I recently wrote about one of my industry heroines, Emma Taylor of Nimbus Ninety [Sourcing a new agenda].  I have now to admit to having been smitten by another, Carrie Bishop of FutureGov.

Carrie spoke at a recent conference The G-Cloud in Practice, which I had the privilege of chairing. Her background is in social work in the London Borough of Barnet. With her collaborator Dominic Campbell she has created a web-based capability for enabling the work of social workers called Patchwork. What to be impressed by?

Well, I write as yet another sad story of child cruelty and murder (the case of Daniel Pelka, whose mother and step father received 30-year sentences on August 2) has dramatised the horrendous challenges that the diversity of social work professionals in schools, police, social services, and local housing face in alerting themselves and each other to potential cases where their intervention is required – and ideally enabling early respose to signals of pending trouble.

In Carrie’s words ‘how can we free up people involved in safeguarding to prioritise their time with clients, join up services around children and families and surface patterns for earlier intervention sooner?’.  Especially as ‘most social work teams are operating with a 20–30% vacancy rate and 12% turnover which means relationships aren’t consistent’.

In her presentation to the conference Carrie used two constrasting slides to dramatise the weakness of the traditional IT systems development approach. The first illustrated a classic complexity of process flow diagrammatics detailing ‘Core Case Management Operations’. The second I can best describe as a dense visual tumult of autumn leaves caught in a severe storm - in Carrie’s diagnosis ‘social networks + weak ties = need for an organisational immune system’.

Here Carrie delivered a sharp insight into why so many IT projects that set about addressing the complexities of the human dimension fail. The classic approach of the highly methodical Systems Analyst (the process flow diagammatics) ultimately risks paralysis by analysys.

Instead sharp-end practioners, deeply intimate with the frustrating realities of the world they work in, set about exploiting simple tools of communication and social media, steadily interlinking (service integration) as experience and practical insight suggests, rapidly learning by doing... And the result is Patchwork – the name says it all.

The evidence shared at the conference indicates that Patchwork delivers, and that uptake has been rapid. And it already has initial export sales into local government around Melbourne in Australia.

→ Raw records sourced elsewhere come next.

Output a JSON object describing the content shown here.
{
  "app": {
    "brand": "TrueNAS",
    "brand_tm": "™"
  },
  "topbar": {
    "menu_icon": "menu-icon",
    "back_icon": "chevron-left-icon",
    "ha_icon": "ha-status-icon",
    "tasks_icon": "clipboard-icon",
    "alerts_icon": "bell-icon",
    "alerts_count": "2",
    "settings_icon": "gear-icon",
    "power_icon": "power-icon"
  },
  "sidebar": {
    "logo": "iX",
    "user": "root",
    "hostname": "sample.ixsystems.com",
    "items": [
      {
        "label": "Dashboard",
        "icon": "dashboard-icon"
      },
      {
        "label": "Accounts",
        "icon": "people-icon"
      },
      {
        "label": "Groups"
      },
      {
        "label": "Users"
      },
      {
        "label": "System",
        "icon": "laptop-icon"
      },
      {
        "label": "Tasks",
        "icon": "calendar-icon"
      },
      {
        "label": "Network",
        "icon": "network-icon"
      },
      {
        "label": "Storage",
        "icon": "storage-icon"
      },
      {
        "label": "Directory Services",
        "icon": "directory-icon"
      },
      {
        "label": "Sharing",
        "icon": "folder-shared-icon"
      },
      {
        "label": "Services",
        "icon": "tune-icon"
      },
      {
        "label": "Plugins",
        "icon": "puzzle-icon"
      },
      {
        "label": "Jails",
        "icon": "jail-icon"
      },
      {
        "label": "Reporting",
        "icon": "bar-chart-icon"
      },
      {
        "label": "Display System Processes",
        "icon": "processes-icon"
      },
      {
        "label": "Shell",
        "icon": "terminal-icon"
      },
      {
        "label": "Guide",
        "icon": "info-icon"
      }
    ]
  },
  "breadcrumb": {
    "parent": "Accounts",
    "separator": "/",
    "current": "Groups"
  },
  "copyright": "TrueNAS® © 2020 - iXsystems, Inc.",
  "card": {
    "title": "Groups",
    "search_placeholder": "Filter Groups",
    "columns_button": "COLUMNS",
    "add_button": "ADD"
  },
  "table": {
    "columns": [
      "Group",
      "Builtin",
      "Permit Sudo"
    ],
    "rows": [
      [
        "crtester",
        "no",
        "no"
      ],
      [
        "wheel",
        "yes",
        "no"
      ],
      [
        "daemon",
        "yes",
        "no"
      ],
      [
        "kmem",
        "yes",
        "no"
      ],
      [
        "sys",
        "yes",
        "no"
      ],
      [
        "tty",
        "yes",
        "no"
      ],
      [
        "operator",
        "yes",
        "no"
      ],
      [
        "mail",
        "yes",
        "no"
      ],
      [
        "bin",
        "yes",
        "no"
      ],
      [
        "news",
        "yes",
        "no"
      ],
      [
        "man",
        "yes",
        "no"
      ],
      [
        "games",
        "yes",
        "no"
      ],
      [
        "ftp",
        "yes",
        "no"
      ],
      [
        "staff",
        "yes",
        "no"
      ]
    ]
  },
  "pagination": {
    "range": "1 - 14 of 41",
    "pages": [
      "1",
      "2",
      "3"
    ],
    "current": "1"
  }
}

Here is what I call innovation in the new sourcing. Patchwork was created rapidly from initial workshops – small scale, practitioner-driven, pilot design, exploiting simple tools, rapid scaling as experience was gained. It did not require a multi-million pound project taking years. It did not have to worry about compute, data storage, network, comms, security and regulatiory compliance – all of that was provided by the integrated IaaS/network G-Cloud capabilities provided by SCC – and that enabled rapid scaling as uptake grew.

Here is a reality check on the insights I set out in my most recent column Sourcing a New Agenda . I observed that the spread of entries I had been judging for the EuroCloud 2013 Awads confirmed my view that our industry is steadily layering into two broad business arenas.

The first arena brings together underlying capabilities such as IaaS and Networks Services - increasingly as platforms that integrate the above into coherent, and secure, operational capabilities ‘in the Cloud’. SCC one example: delivering a series of G-Cloud platforms at different groupings of security Incident Levels (ILs) – including for IL4 and higher. Robust, secure, competitive capabilities for Patchwork to exploit!

The second is the flowering of focused services delivered as Apps and as SaaS: relevant & innovative services for business & government - and even social service capabilities such as Patchwork!

FutureGov was not the only company showcased at the SCC conference. Another impressive story was told by NQC, a ten-year-old Manchester-based small venture.

NQC’s expertise is in supply-chain management and assurance. It was given the opportunity to bid for a Cabinet Office/Government Procurement Service modernisation of an exisiting cross-government system with over 80,000 registered suppliers and almost 80,000 customers in play. NQC was able to create the winning facility in eight weeks flat, exploiting its established systems and experience on the operational G-Cloud platform provided by SCC – a capability that was already fully compliant with the relevant government security and regulatory requirements.